No one died from gout – the Disease of Kings. So the doctor was not particularly worried about his patient, Lorenzo de’ Medici, called Lorenzo the Magnificent, one of the richest men in the world. But because Lorenzo was suffering from a pretty bad episode, the doctor changed the treatment. To the usual ground-up pearls, he added some other ground-up jewels for good measure.
Lorenzo, at 21, had inherited his fabulous wealth and power from his father. The de’ Medici ruled Florence, a city-state in the Italian peninsula known for banking. It was equal in power to the countries of Europe. Their coat of arms, gold balls on a cloth of red, was also the medieval sign of the pawnbroker. It was whispered openly that the de’ Medici were marani, secret Jews, because only Jews were allowed to be pawnbrokers. Lorenzo also inherited his disease from his father, unknowingly made worse by a diet of rich foods.
Lorenzo, famous for his support of artists and sculptors, was one of the driving forces of the Renaissance. He also used his wealth and connections in the Church to advance his second son, Giovanni, born in 1475, and his nephew, Giulio, born in 1478, and raised in Lorenzo’s household, in the Church hierarchy.
The potion of pearls and jewels did not work. As Lorenzo lay dying, during a terrific thunderstorm, a lightning bolt struck the steeple of the Church of Santa Reparata, toppling it. It fell into the street, killing people. A demon Lorenzo had kept trapped in a ring on his finger had escaped at the moment of his death, flown to the steeple and knocked it down. The doctor, blaming himself for Lorenzo’s death; threw himself down a well, killing himself.

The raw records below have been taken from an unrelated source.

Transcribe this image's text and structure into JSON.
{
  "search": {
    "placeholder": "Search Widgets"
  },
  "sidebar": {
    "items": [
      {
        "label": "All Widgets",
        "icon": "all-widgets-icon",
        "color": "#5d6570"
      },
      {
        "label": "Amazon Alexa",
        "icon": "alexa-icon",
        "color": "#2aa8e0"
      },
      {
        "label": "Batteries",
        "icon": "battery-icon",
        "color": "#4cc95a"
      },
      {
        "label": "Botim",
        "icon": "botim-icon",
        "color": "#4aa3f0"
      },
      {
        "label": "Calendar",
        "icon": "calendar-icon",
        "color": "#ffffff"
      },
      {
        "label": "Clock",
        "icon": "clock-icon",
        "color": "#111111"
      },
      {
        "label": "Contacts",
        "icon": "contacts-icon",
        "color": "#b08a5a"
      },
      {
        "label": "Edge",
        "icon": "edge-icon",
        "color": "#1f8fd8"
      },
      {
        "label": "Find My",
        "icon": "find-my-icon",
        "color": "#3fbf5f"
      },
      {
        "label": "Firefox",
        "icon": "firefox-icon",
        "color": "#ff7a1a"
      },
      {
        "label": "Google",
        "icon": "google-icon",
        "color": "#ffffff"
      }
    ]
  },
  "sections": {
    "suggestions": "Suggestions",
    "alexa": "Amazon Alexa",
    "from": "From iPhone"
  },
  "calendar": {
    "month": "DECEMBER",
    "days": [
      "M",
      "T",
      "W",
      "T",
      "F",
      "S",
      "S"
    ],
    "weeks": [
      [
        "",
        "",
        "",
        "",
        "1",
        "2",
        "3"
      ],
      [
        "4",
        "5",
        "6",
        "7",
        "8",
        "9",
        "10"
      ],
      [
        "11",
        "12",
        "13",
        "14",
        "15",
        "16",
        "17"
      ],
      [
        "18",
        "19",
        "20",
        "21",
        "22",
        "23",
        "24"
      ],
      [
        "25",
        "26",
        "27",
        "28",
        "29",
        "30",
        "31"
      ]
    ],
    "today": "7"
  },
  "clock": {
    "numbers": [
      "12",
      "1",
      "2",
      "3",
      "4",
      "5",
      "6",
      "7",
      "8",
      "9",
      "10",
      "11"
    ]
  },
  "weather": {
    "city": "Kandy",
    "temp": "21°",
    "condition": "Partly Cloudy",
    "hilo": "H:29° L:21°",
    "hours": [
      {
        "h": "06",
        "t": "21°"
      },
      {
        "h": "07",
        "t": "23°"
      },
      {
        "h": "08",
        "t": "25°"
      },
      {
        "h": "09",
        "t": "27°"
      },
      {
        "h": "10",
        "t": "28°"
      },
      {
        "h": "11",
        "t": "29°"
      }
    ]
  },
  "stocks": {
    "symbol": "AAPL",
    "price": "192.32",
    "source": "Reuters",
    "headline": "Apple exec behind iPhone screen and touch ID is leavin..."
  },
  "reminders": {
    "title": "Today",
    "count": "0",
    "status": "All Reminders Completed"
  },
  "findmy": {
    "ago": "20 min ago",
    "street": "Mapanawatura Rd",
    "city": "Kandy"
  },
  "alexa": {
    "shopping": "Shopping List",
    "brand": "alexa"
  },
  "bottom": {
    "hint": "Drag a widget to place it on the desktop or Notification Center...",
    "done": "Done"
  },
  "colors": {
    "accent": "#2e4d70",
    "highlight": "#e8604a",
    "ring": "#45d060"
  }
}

Twenty-one years after Lorenzo’s death, Giovanni was elected pope. Taking the name Leo X, he was famous for his encouragement of the arts. He died in 1521. Two years after Giovanni’s death, Lorenzo’s nephew, Giulio de’ Medici was elected Pope Clement VII.